──────── INPUT FOR THIS TASK ────────
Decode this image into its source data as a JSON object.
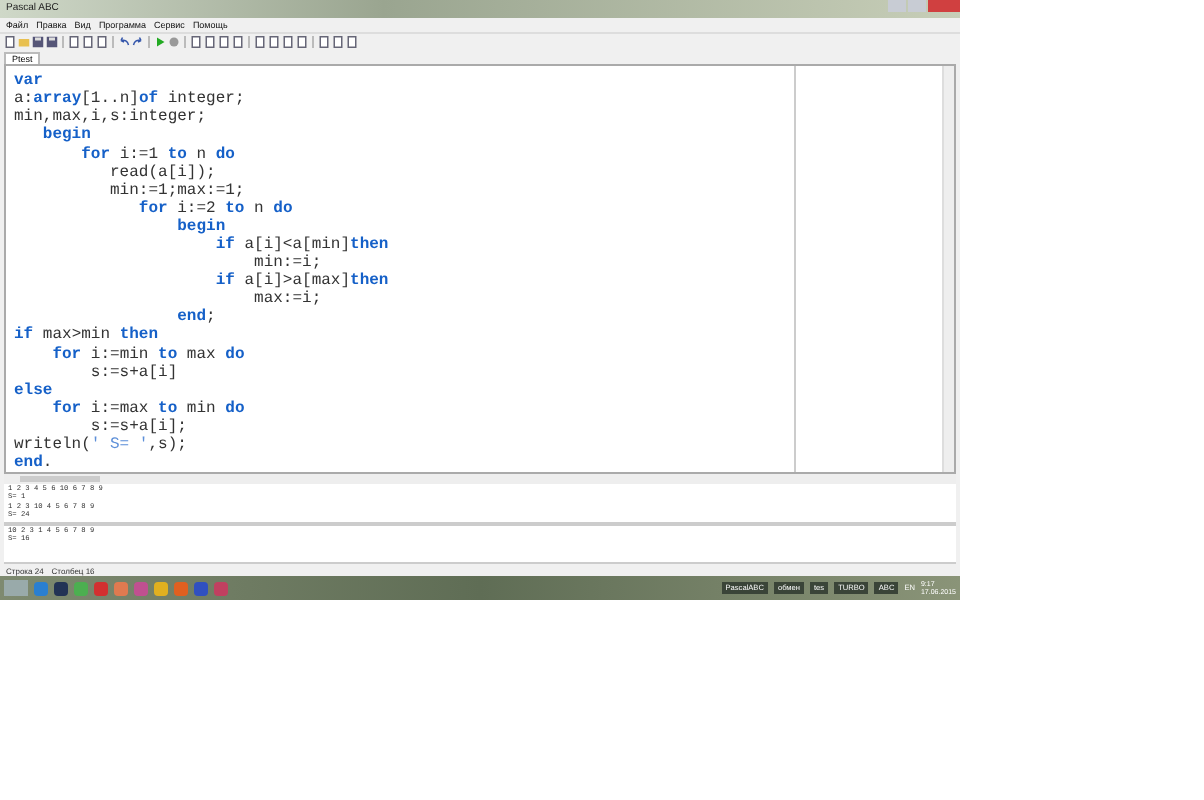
{
  "window": {
    "title": "Pascal ABC"
  },
  "menu": [
    "Файл",
    "Правка",
    "Вид",
    "Программа",
    "Сервис",
    "Помощь"
  ],
  "tabs": [
    {
      "label": "Ptest",
      "selected": true
    }
  ],
  "code": [
    [
      {
        "kind": "kw",
        "t": "var"
      }
    ],
    [
      {
        "kind": "plain",
        "t": "a:"
      },
      {
        "kind": "kw",
        "t": "array"
      },
      {
        "kind": "plain",
        "t": "[1..n]"
      },
      {
        "kind": "kw",
        "t": "of"
      },
      {
        "kind": "plain",
        "t": " integer;"
      }
    ],
    [
      {
        "kind": "plain",
        "t": "min,max,i,s:integer;"
      }
    ],
    [
      {
        "kind": "kw",
        "t": "   begin"
      }
    ],
    [
      {
        "kind": "kw",
        "t": "       for"
      },
      {
        "kind": "plain",
        "t": " i:=1 "
      },
      {
        "kind": "kw",
        "t": "to"
      },
      {
        "kind": "plain",
        "t": " n "
      },
      {
        "kind": "kw",
        "t": "do"
      }
    ],
    [
      {
        "kind": "plain",
        "t": "          read(a[i]);"
      }
    ],
    [
      {
        "kind": "plain",
        "t": "          min:=1;max:=1;"
      }
    ],
    [
      {
        "kind": "kw",
        "t": "             for"
      },
      {
        "kind": "plain",
        "t": " i:=2 "
      },
      {
        "kind": "kw",
        "t": "to"
      },
      {
        "kind": "plain",
        "t": " n "
      },
      {
        "kind": "kw",
        "t": "do"
      }
    ],
    [
      {
        "kind": "kw",
        "t": "                 begin"
      }
    ],
    [
      {
        "kind": "kw",
        "t": "                     if"
      },
      {
        "kind": "plain",
        "t": " a[i]<a[min]"
      },
      {
        "kind": "kw",
        "t": "then"
      }
    ],
    [
      {
        "kind": "plain",
        "t": "                         min:=i;"
      }
    ],
    [
      {
        "kind": "kw",
        "t": "                     if"
      },
      {
        "kind": "plain",
        "t": " a[i]>a[max]"
      },
      {
        "kind": "kw",
        "t": "then"
      }
    ],
    [
      {
        "kind": "plain",
        "t": "                         max:=i;"
      }
    ],
    [
      {
        "kind": "kw",
        "t": "                 end"
      },
      {
        "kind": "plain",
        "t": ";"
      }
    ],
    [
      {
        "kind": "kw",
        "t": "if"
      },
      {
        "kind": "plain",
        "t": " max>min "
      },
      {
        "kind": "kw",
        "t": "then"
      }
    ],
    [
      {
        "kind": "kw",
        "t": "    for"
      },
      {
        "kind": "plain",
        "t": " i:=min "
      },
      {
        "kind": "kw",
        "t": "to"
      },
      {
        "kind": "plain",
        "t": " max "
      },
      {
        "kind": "kw",
        "t": "do"
      }
    ],
    [
      {
        "kind": "plain",
        "t": "        s:=s+a[i]"
      }
    ],
    [
      {
        "kind": "kw",
        "t": "else"
      }
    ],
    [
      {
        "kind": "kw",
        "t": "    for"
      },
      {
        "kind": "plain",
        "t": " i:=max "
      },
      {
        "kind": "kw",
        "t": "to"
      },
      {
        "kind": "plain",
        "t": " min "
      },
      {
        "kind": "kw",
        "t": "do"
      }
    ],
    [
      {
        "kind": "plain",
        "t": "        s:=s+a[i];"
      }
    ],
    [
      {
        "kind": "plain",
        "t": "writeln("
      },
      {
        "kind": "str",
        "t": "' S= '"
      },
      {
        "kind": "plain",
        "t": ",s);"
      }
    ],
    [
      {
        "kind": "kw",
        "t": "end"
      },
      {
        "kind": "plain",
        "t": "."
      }
    ]
  ],
  "output_top": [
    "1 2 3 4 5 6 10 6 7 8 9",
    " S= 1",
    "1 2 3 10 4 5 6 7 8 9",
    " S= 24"
  ],
  "output_bottom": [
    "10 2 3 1 4 5 6 7 8 9",
    " S= 16"
  ],
  "status_bar": [
    "Строка 24",
    "Столбец 16"
  ],
  "taskbar": {
    "windows": [
      "PascalABC",
      "обмен",
      "tes",
      "TURBO",
      "ABC"
    ],
    "language": "EN",
    "time": "9:17",
    "date": "17.06.2015"
  }
}
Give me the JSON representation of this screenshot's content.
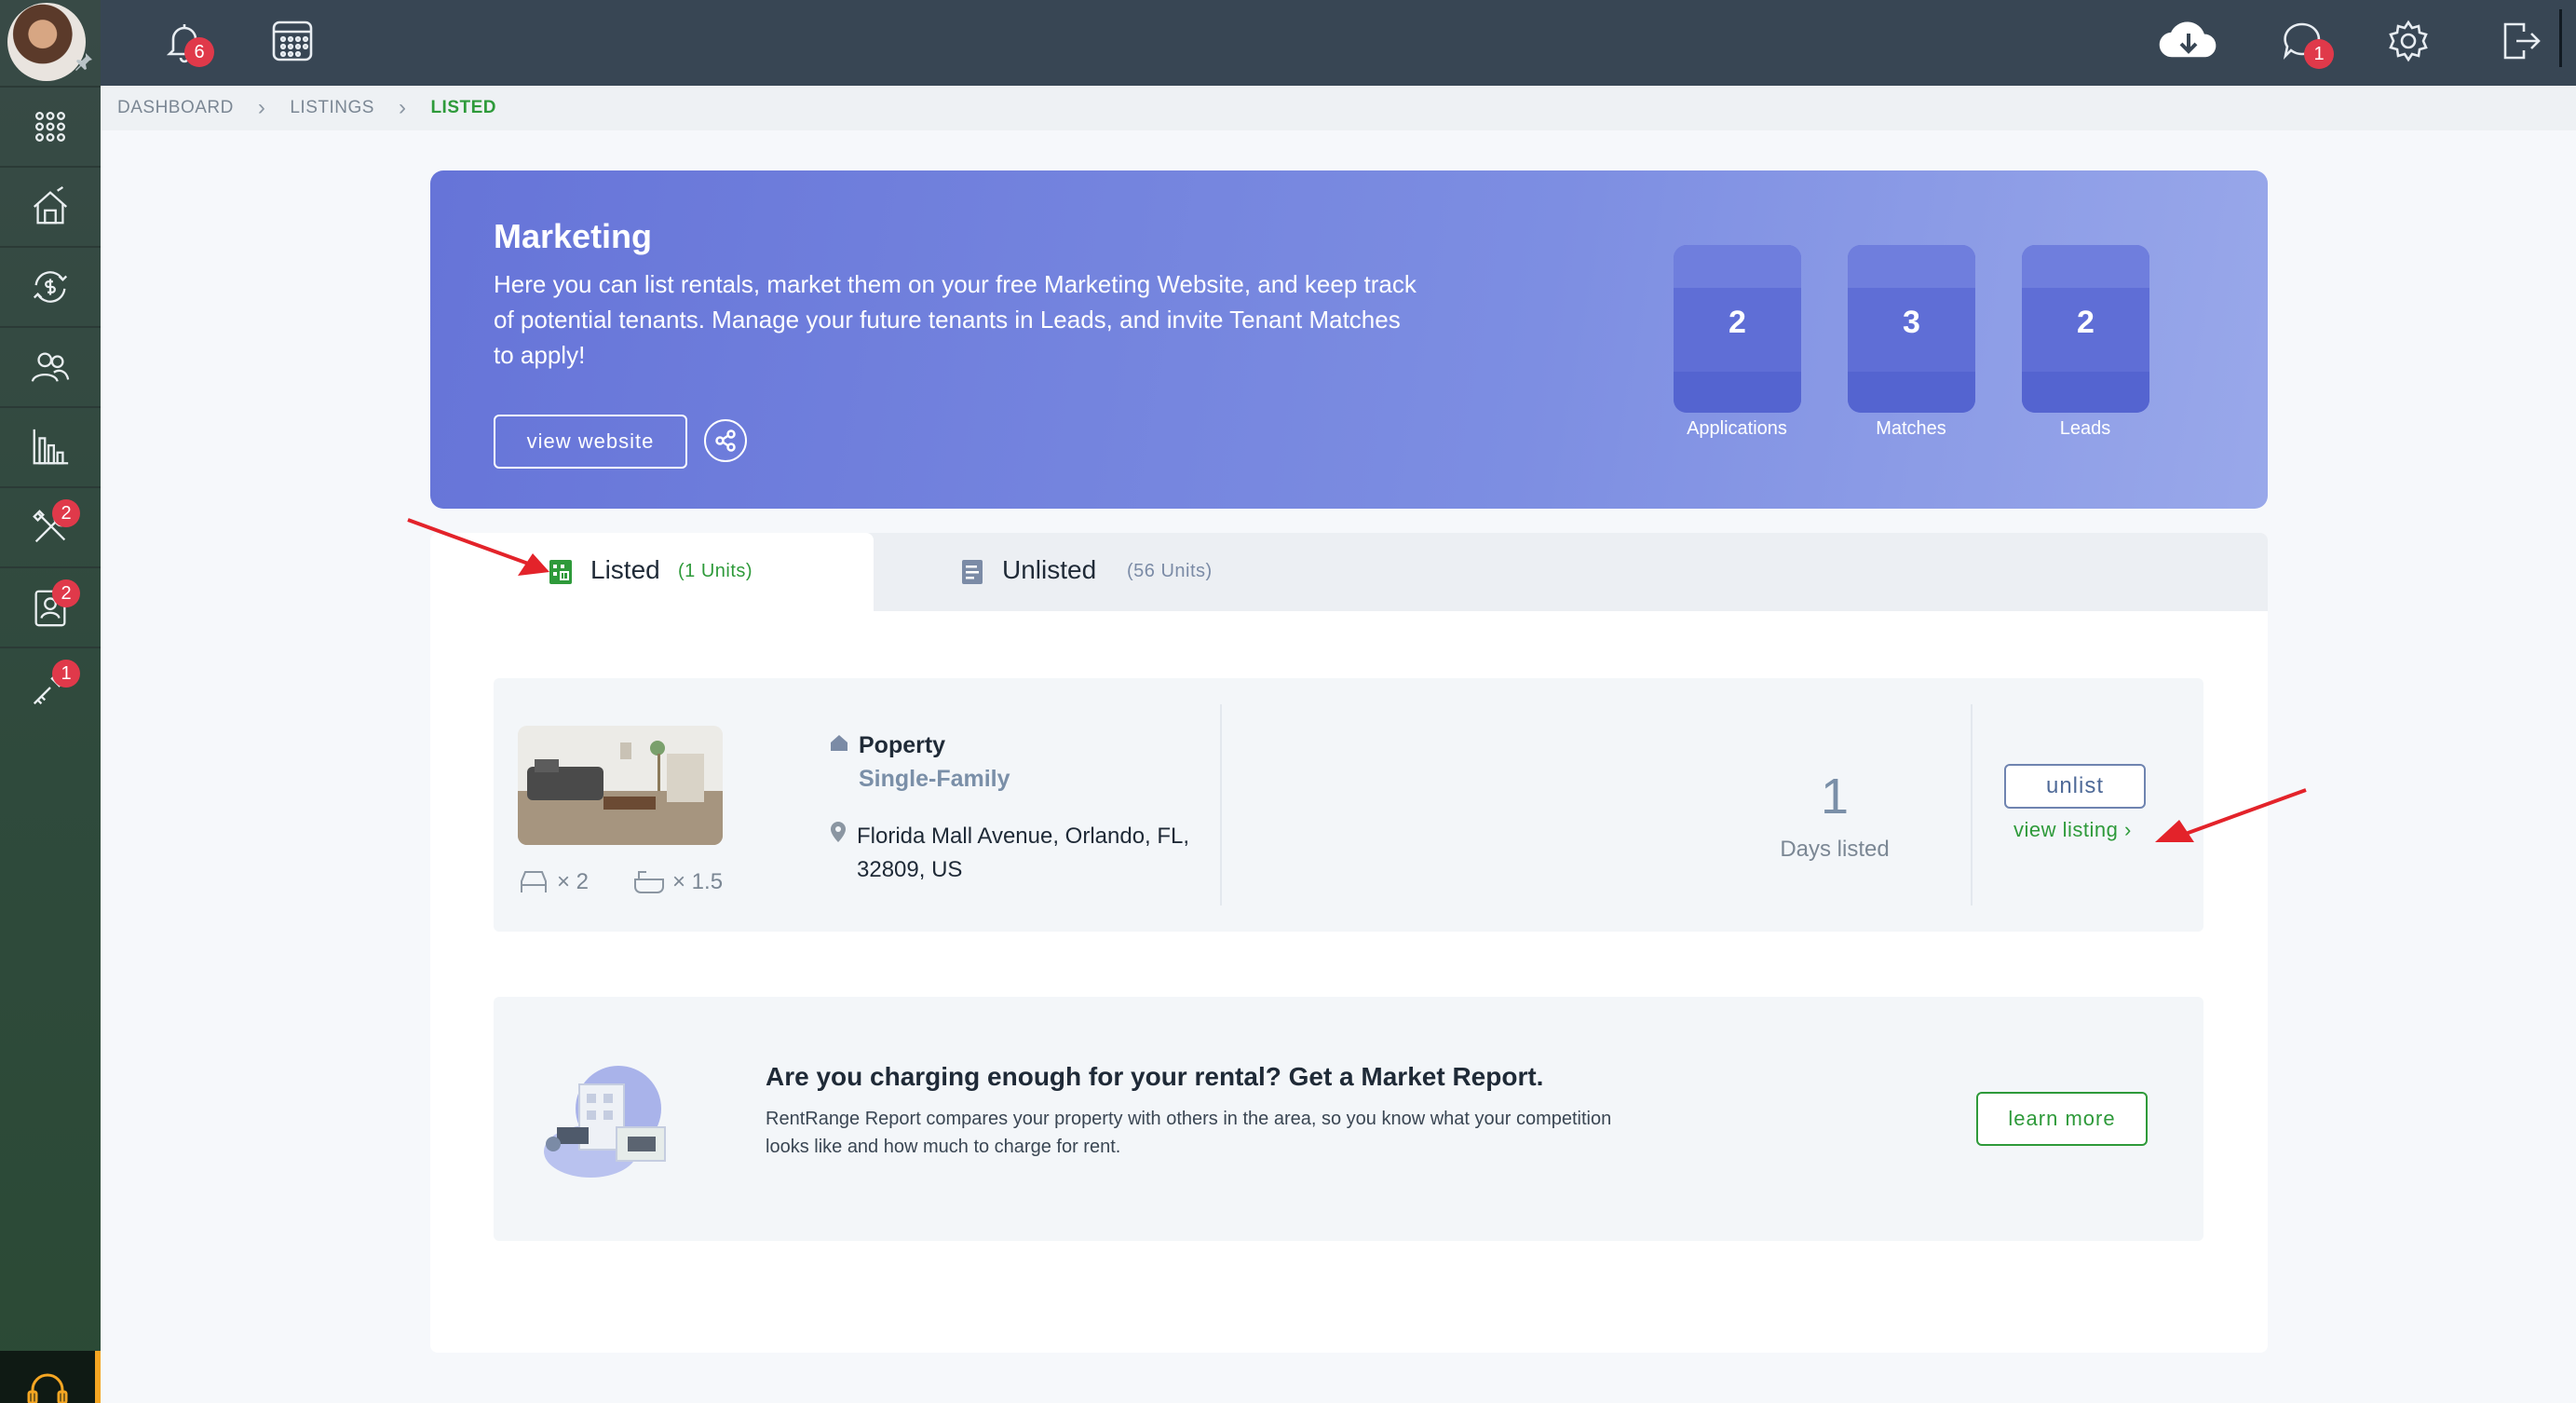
{
  "sidebar": {
    "badges": {
      "tools": "2",
      "contacts": "2",
      "keys": "1"
    }
  },
  "topbar": {
    "notifications_count": "6",
    "messages_count": "1"
  },
  "breadcrumb": {
    "items": [
      "DASHBOARD",
      "LISTINGS",
      "LISTED"
    ]
  },
  "banner": {
    "title": "Marketing",
    "text": "Here you can list rentals, market them on your free Marketing Website, and keep track of potential tenants. Manage your future tenants in Leads, and invite Tenant Matches to apply!",
    "view_website_label": "view website",
    "stats": [
      {
        "value": "2",
        "label": "Applications"
      },
      {
        "value": "3",
        "label": "Matches"
      },
      {
        "value": "2",
        "label": "Leads"
      }
    ]
  },
  "tabs": [
    {
      "label": "Listed",
      "count": "(1 Units)"
    },
    {
      "label": "Unlisted",
      "count": "(56 Units)"
    }
  ],
  "listing": {
    "title": "Poperty",
    "type": "Single-Family",
    "address": "Florida Mall Avenue, Orlando, FL, 32809, US",
    "beds": "× 2",
    "baths": "× 1.5",
    "days_value": "1",
    "days_label": "Days listed",
    "unlist_label": "unlist",
    "view_listing_label": "view listing ›"
  },
  "report": {
    "title": "Are you charging enough for your rental? Get a Market Report.",
    "text": "RentRange Report compares your property with others in the area, so you know what your competition looks like and how much to charge for rent.",
    "button_label": "learn more"
  },
  "colors": {
    "accent_green": "#2e9a3a",
    "banner_blue": "#6674d8",
    "badge_red": "#e0394a",
    "annotation_red": "#e3232a"
  }
}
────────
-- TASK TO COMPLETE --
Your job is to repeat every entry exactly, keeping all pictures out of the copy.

-- FINAL ANSWER --
Decode this image into its source data as a JSON object.
{
  "window": {
    "title": "Pascal ABC"
  },
  "menu": [
    "Файл",
    "Правка",
    "Вид",
    "Программа",
    "Сервис",
    "Помощь"
  ],
  "tabs": [
    {
      "label": "Ptest",
      "selected": true
    }
  ],
  "code": [
    [
      {
        "kind": "kw",
        "t": "var"
      }
    ],
    [
      {
        "kind": "plain",
        "t": "a:"
      },
      {
        "kind": "kw",
        "t": "array"
      },
      {
        "kind": "plain",
        "t": "[1..n]"
      },
      {
        "kind": "kw",
        "t": "of"
      },
      {
        "kind": "plain",
        "t": " integer;"
      }
    ],
    [
      {
        "kind": "plain",
        "t": "min,max,i,s:integer;"
      }
    ],
    [
      {
        "kind": "kw",
        "t": "   begin"
      }
    ],
    [
      {
        "kind": "kw",
        "t": "       for"
      },
      {
        "kind": "plain",
        "t": " i:=1 "
      },
      {
        "kind": "kw",
        "t": "to"
      },
      {
        "kind": "plain",
        "t": " n "
      },
      {
        "kind": "kw",
        "t": "do"
      }
    ],
    [
      {
        "kind": "plain",
        "t": "          read(a[i]);"
      }
    ],
    [
      {
        "kind": "plain",
        "t": "          min:=1;max:=1;"
      }
    ],
    [
      {
        "kind": "kw",
        "t": "             for"
      },
      {
        "kind": "plain",
        "t": " i:=2 "
      },
      {
        "kind": "kw",
        "t": "to"
      },
      {
        "kind": "plain",
        "t": " n "
      },
      {
        "kind": "kw",
        "t": "do"
      }
    ],
    [
      {
        "kind": "kw",
        "t": "                 begin"
      }
    ],
    [
      {
        "kind": "kw",
        "t": "                     if"
      },
      {
        "kind": "plain",
        "t": " a[i]<a[min]"
      },
      {
        "kind": "kw",
        "t": "then"
      }
    ],
    [
      {
        "kind": "plain",
        "t": "                         min:=i;"
      }
    ],
    [
      {
        "kind": "kw",
        "t": "                     if"
      },
      {
        "kind": "plain",
        "t": " a[i]>a[max]"
      },
      {
        "kind": "kw",
        "t": "then"
      }
    ],
    [
      {
        "kind": "plain",
        "t": "                         max:=i;"
      }
    ],
    [
      {
        "kind": "kw",
        "t": "                 end"
      },
      {
        "kind": "plain",
        "t": ";"
      }
    ],
    [
      {
        "kind": "kw",
        "t": "if"
      },
      {
        "kind": "plain",
        "t": " max>min "
      },
      {
        "kind": "kw",
        "t": "then"
      }
    ],
    [
      {
        "kind": "kw",
        "t": "    for"
      },
      {
        "kind": "plain",
        "t": " i:=min "
      },
      {
        "kind": "kw",
        "t": "to"
      },
      {
        "kind": "plain",
        "t": " max "
      },
      {
        "kind": "kw",
        "t": "do"
      }
    ],
    [
      {
        "kind": "plain",
        "t": "        s:=s+a[i]"
      }
    ],
    [
      {
        "kind": "kw",
        "t": "else"
      }
    ],
    [
      {
        "kind": "kw",
        "t": "    for"
      },
      {
        "kind": "plain",
        "t": " i:=max "
      },
      {
        "kind": "kw",
        "t": "to"
      },
      {
        "kind": "plain",
        "t": " min "
      },
      {
        "kind": "kw",
        "t": "do"
      }
    ],
    [
      {
        "kind": "plain",
        "t": "        s:=s+a[i];"
      }
    ],
    [
      {
        "kind": "plain",
        "t": "writeln("
      },
      {
        "kind": "str",
        "t": "' S= '"
      },
      {
        "kind": "plain",
        "t": ",s);"
      }
    ],
    [
      {
        "kind": "kw",
        "t": "end"
      },
      {
        "kind": "plain",
        "t": "."
      }
    ]
  ],
  "output_top": [
    "1 2 3 4 5 6 10 6 7 8 9",
    " S= 1",
    "1 2 3 10 4 5 6 7 8 9",
    " S= 24"
  ],
  "output_bottom": [
    "10 2 3 1 4 5 6 7 8 9",
    " S= 16"
  ],
  "status_bar": [
    "Строка 24",
    "Столбец 16"
  ],
  "taskbar": {
    "windows": [
      "PascalABC",
      "обмен",
      "tes",
      "TURBO",
      "ABC"
    ],
    "language": "EN",
    "time": "9:17",
    "date": "17.06.2015"
  }
}
Give me the JSON representation of this screenshot's content.
{
  "sidebar": {
    "badges": {
      "tools": "2",
      "contacts": "2",
      "keys": "1"
    }
  },
  "topbar": {
    "notifications_count": "6",
    "messages_count": "1"
  },
  "breadcrumb": {
    "items": [
      "DASHBOARD",
      "LISTINGS",
      "LISTED"
    ]
  },
  "banner": {
    "title": "Marketing",
    "text": "Here you can list rentals, market them on your free Marketing Website, and keep track of potential tenants. Manage your future tenants in Leads, and invite Tenant Matches to apply!",
    "view_website_label": "view website",
    "stats": [
      {
        "value": "2",
        "label": "Applications"
      },
      {
        "value": "3",
        "label": "Matches"
      },
      {
        "value": "2",
        "label": "Leads"
      }
    ]
  },
  "tabs": [
    {
      "label": "Listed",
      "count": "(1 Units)"
    },
    {
      "label": "Unlisted",
      "count": "(56 Units)"
    }
  ],
  "listing": {
    "title": "Poperty",
    "type": "Single-Family",
    "address": "Florida Mall Avenue, Orlando, FL, 32809, US",
    "beds": "× 2",
    "baths": "× 1.5",
    "days_value": "1",
    "days_label": "Days listed",
    "unlist_label": "unlist",
    "view_listing_label": "view listing ›"
  },
  "report": {
    "title": "Are you charging enough for your rental? Get a Market Report.",
    "text": "RentRange Report compares your property with others in the area, so you know what your competition looks like and how much to charge for rent.",
    "button_label": "learn more"
  },
  "colors": {
    "accent_green": "#2e9a3a",
    "banner_blue": "#6674d8",
    "badge_red": "#e0394a",
    "annotation_red": "#e3232a"
  }
}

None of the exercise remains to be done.